Alibaba, Tencent and Baidu earnings calls took place last week against a backdrop of a general slowing down of the Chinese economy and an ongoing trade war with the US. Their saturation of the world’s largest domestic market means these platforms have to look to global expansion or new services for growth—both of which are costly endeavors.
In this sense they have a tougher job than their Western equivalents, something that’s driving these businesses to new lengths in terms of innovation and customer experience.
Alibaba is often compared to Amazon, a comparison that does it no justice. In reality, and at a bare minimum, it’s like eBay, Amazon, PayPal, FedEx and Google rolled into one. Similarly, Tencent’s WeChat is wrongly compared to WhatsApp, when it’s actually a whole operating system of services from people’s favourite brands. You can message people, read the news, shop online and make payments through it.
Some of the most profitable parts of Tencent’s business are its music and entertainment services. The closest Western equivalent would be if Apple purchased both Disney and Spotify.
Chief executive Pony Ma has made an incredible business out of franchising his most profitable gaming titles to create movies and TV shows, a model that has been copied and lauded as an incredible stroke of commercial genius in the West with franchises like The Lego Movie. For Tencent, its whole business functions as a system of brands that power one another.
What Western platforms can learn from this approach is to put the customer at the centre of their thinking, as opposed to the advertiser. The BAT companies (Baidu, Alibaba and Tencent) are famously sensitive about how over-indexing on ads could ruin the user experience.
Tencent in particular, is under-represented compared to Facebook or Google in the global advertising market given its social footprint (there are more Tencent accounts than actual devices in China, as people hold multiple accounts). But it makes this up in a booming paid subscriptions business. And the customer experience of these services benefiting from a cautious approach to advertising.
Alibaba relies more heavily on advertising. According to the company, it has an artificial intelligence (AI) tool that can write 20,000 lines of advertising copy per second and has passed the Turing Test.
But it does so in a way that supports the brands on its platform rather than killing them—because ultimately that’s a better end result for customers. Where Amazon does not share data with its partners, Alibaba does. The platform exists more as a white-labelled e-commerce offering that powers consumer demand, because the goal at the Alibaba brand level is to think about the entirety of a customer’s digital experience and connect the entire supply chain.
This approach is also driving innovation at a technological level. AI and machine learning play a crucial role in this, with Alibaba’s AI-powered chatbots not only dealing with customer queries, but actually understanding and reacting to customer emotions.
Alibaba is in the business of everything from using AI to predict sales on Singles Day (allowing its merchants to stock accordingly) to developing smart city tech to and helping bricks-and-mortar retailers get up to speed with its “digitalisation in a box” service. Similarly, in 2018 Baidu was the most active corporate investor in AI at a global level, and drove the most autonomous miles of any business in the world.

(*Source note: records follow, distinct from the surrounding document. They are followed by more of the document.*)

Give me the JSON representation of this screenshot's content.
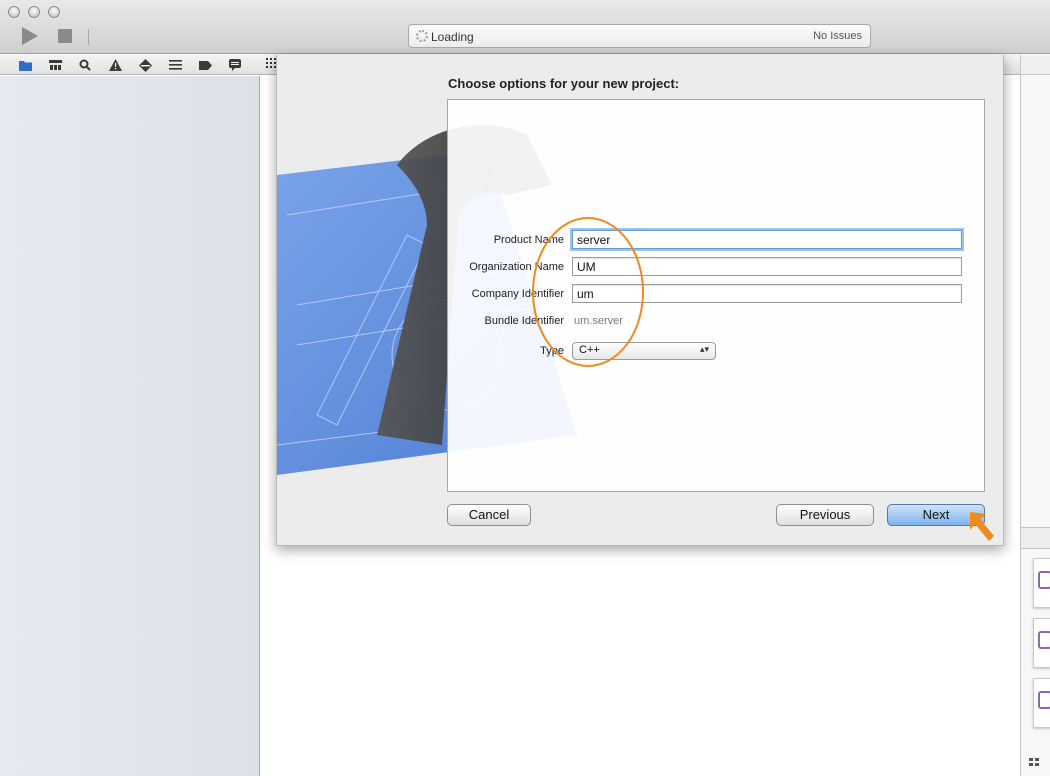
{
  "toolbar": {
    "activity_status": "Loading",
    "issues_label": "No Issues"
  },
  "navigator": {
    "icons": [
      "folder-icon",
      "hierarchy-icon",
      "search-icon",
      "warning-icon",
      "diamond-icon",
      "list-icon",
      "breakpoint-icon",
      "log-icon"
    ]
  },
  "sheet": {
    "title": "Choose options for your new project:",
    "fields": {
      "product_name_label": "Product Name",
      "product_name_value": "server",
      "organization_name_label": "Organization Name",
      "organization_name_value": "UM",
      "company_identifier_label": "Company Identifier",
      "company_identifier_value": "um",
      "bundle_identifier_label": "Bundle Identifier",
      "bundle_identifier_value": "um.server",
      "type_label": "Type",
      "type_value": "C++"
    },
    "buttons": {
      "cancel": "Cancel",
      "previous": "Previous",
      "next": "Next"
    }
  },
  "annotation": {
    "color": "#f08a1c"
  }
}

Duncan Clark, author of ‘Alibaba—The House That Jack Ma Built’ and chairman of Chinese ad firm BDA China, said in 2018, “only in the past year have I felt on returning to London or Silicon Valley that I’m going backwards in time”.
It’s clear that Western firms are falling far behind, and if they want to catch up they must look to the East, as they’ll inevitably run into the same market challenges as their Chinese counterparts before long or (even worse still) find their audiences drifting towards these superior services.
Felix Koch is the regional chief executive of EMEA & APAC at C Space.